She thought for a moment, "Not really. I mean, he was, I guess you'd say dazed. Or maybe in shock, I don't know. He kind of opened his eyes, and said my name- you know like he was surprised to see me. Then he faded out again, and in less than a minute the cops showed up."

"How did the police find out so quickly? I thought you said cell phones don't work there."

"They don't. I guess I'd been gone a pretty good while, so one of the people on our team decided to have the police come look for me in case I'd gotten lost. I really am glad they did, because they were able to get medical help for Lawrence right away."

"So, when did he identify you as his abductor?" I asked, "Was it that day?"

Paisley shook her head, "No, he didn't regain consciousness for a couple of days. Not to the point of being coherent anyhow. And when the police asked him if he knew who'd kidnapped him, he said it was me."

"Do you have any theory why he would single you out?" I asked.

Another shake of the head, "Not a clue. We'd always gotten along well, he was an exceptional student. I have no idea why he would accuse me."

"Yet he picked you out of a lineup."

"Twice." She interjected.
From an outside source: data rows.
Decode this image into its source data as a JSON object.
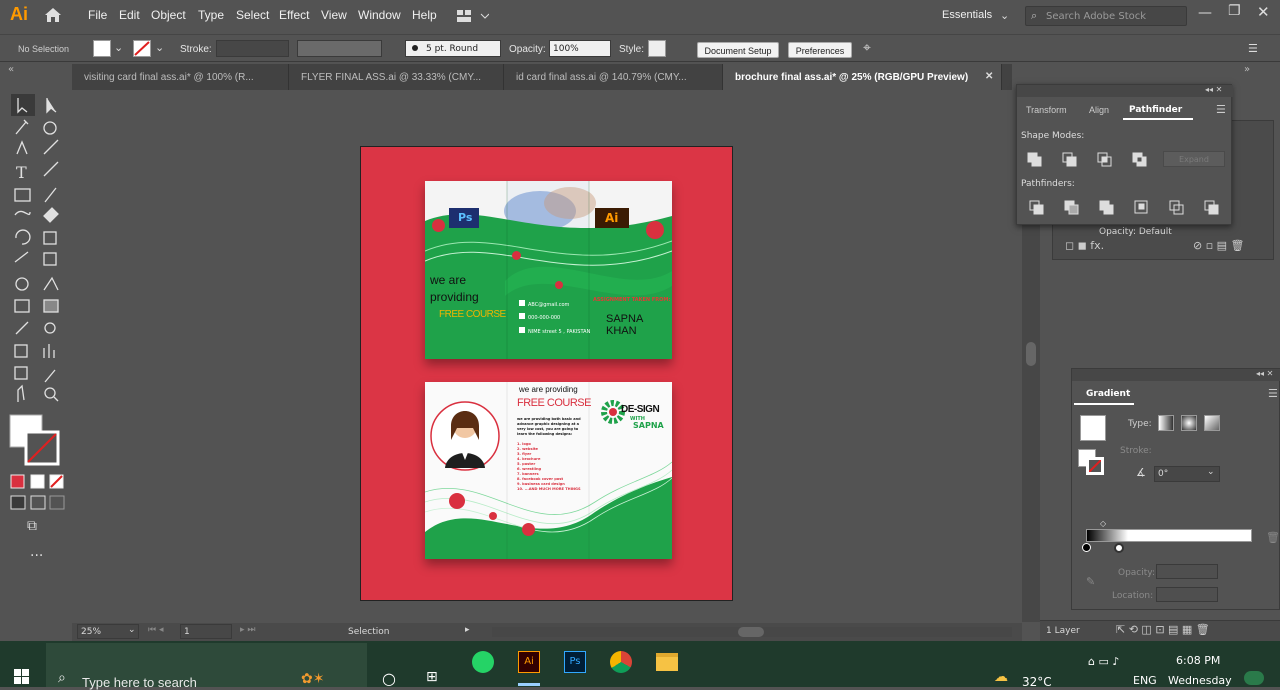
{
  "app": {
    "logo": "Ai",
    "menu": [
      "File",
      "Edit",
      "Object",
      "Type",
      "Select",
      "Effect",
      "View",
      "Window",
      "Help"
    ],
    "workspace": "Essentials",
    "search_placeholder": "Search Adobe Stock"
  },
  "control": {
    "selection": "No Selection",
    "stroke_label": "Stroke:",
    "brush": "5 pt. Round",
    "opacity_label": "Opacity:",
    "opacity": "100%",
    "style_label": "Style:",
    "doc_setup": "Document Setup",
    "preferences": "Preferences"
  },
  "tabs": [
    "visiting card final ass.ai* @ 100% (R...",
    "FLYER FINAL ASS.ai @ 33.33% (CMY...",
    "id card final ass.ai @ 140.79% (CMY...",
    "brochure final ass.ai* @ 25% (RGB/GPU Preview)"
  ],
  "pathfinder": {
    "tabs": [
      "Transform",
      "Align",
      "Pathfinder"
    ],
    "shape_modes": "Shape Modes:",
    "expand": "Expand",
    "pathfinders": "Pathfinders:",
    "opacity_row": "Opacity: Default"
  },
  "gradient": {
    "title": "Gradient",
    "type": "Type:",
    "stroke": "Stroke:",
    "angle": "0°",
    "opacity": "Opacity:",
    "location": "Location:"
  },
  "layers": {
    "count": "1 Layer"
  },
  "status": {
    "zoom": "25%",
    "page": "1",
    "tool": "Selection"
  },
  "brochure": {
    "front": {
      "line1": "we are",
      "line2": "providing",
      "line3": "FREE COURSE",
      "email": "ABC@gmail.com",
      "phone": "000-000-000",
      "address": "NIME street 5 , PAKISTAN",
      "name_small": "ASSIGNMENT TAKEN FROM:",
      "name": "SAPNA KHAN",
      "ps": "Ps",
      "ai": "Ai"
    },
    "back": {
      "heading": "we are providing",
      "course": "FREE COURSE",
      "desc": "we are providing both basic and advance graphic designing at a very low cost, you are going to learn the following designs:",
      "list": [
        "1. logo",
        "2. website",
        "3. flyer",
        "4. brochure",
        "5. poster",
        "6. wrestling",
        "7. banners",
        "8. facebook cover post",
        "9. business card design",
        "10. ...AND MUCH MORE THINGS"
      ],
      "brand1": "DE-SIGN",
      "brand2": "WITH",
      "brand3": "SAPNA"
    }
  },
  "taskbar": {
    "search": "Type here to search",
    "weather": "32°C",
    "lang": "ENG",
    "time": "6:08 PM",
    "day": "Wednesday"
  }
}
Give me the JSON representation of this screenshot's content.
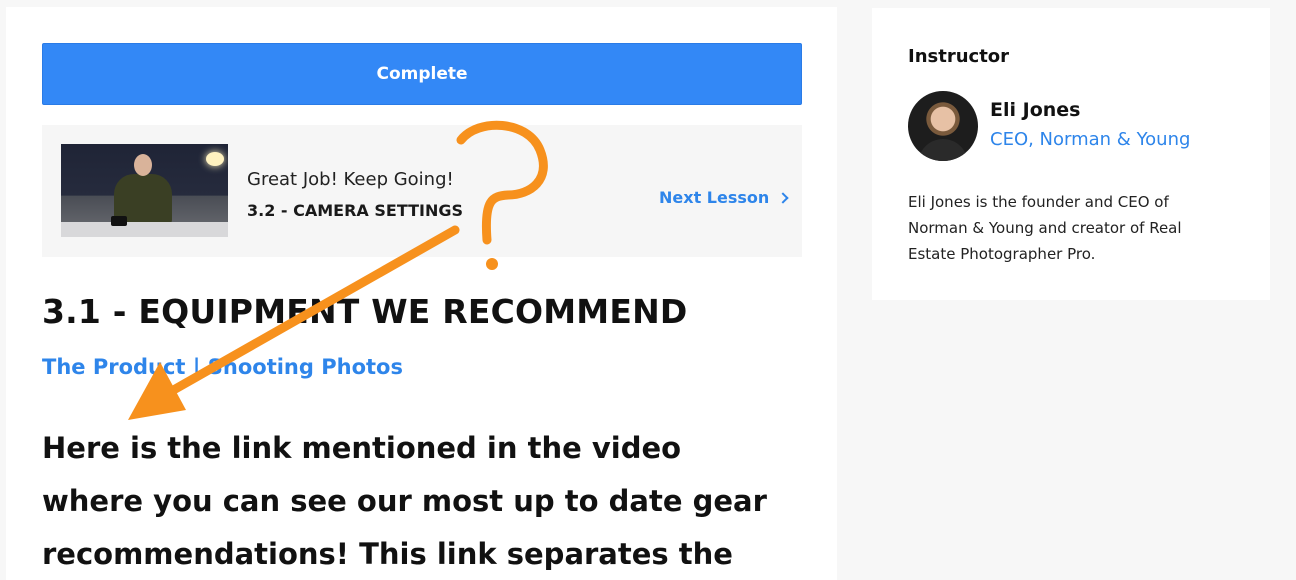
{
  "complete_button": {
    "label": "Complete"
  },
  "next_lesson": {
    "encouragement": "Great Job! Keep Going!",
    "lesson_title": "3.2 - CAMERA SETTINGS",
    "link_label": "Next Lesson",
    "icon": "chevron-right-icon"
  },
  "lesson": {
    "title": "3.1 - EQUIPMENT WE RECOMMEND",
    "breadcrumb": "The Product | Shooting Photos",
    "body_lines": [
      "Here is the link mentioned in the video",
      "where you can see our most up to date gear",
      "recommendations! This link separates the"
    ]
  },
  "instructor": {
    "heading": "Instructor",
    "name": "Eli Jones",
    "role": "CEO, Norman & Young",
    "bio": "Eli Jones is the founder and CEO of Norman & Young and creator of Real Estate Photographer Pro."
  },
  "colors": {
    "accent_blue": "#3388f6",
    "link_blue": "#2e85ea",
    "annotation_orange": "#f7911d"
  }
}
I checked the time on my phone, "There's a lot more I would like to ask you, but I've got to get back to the office and get some things taken care of before I leave in the morning. Where are you staying?"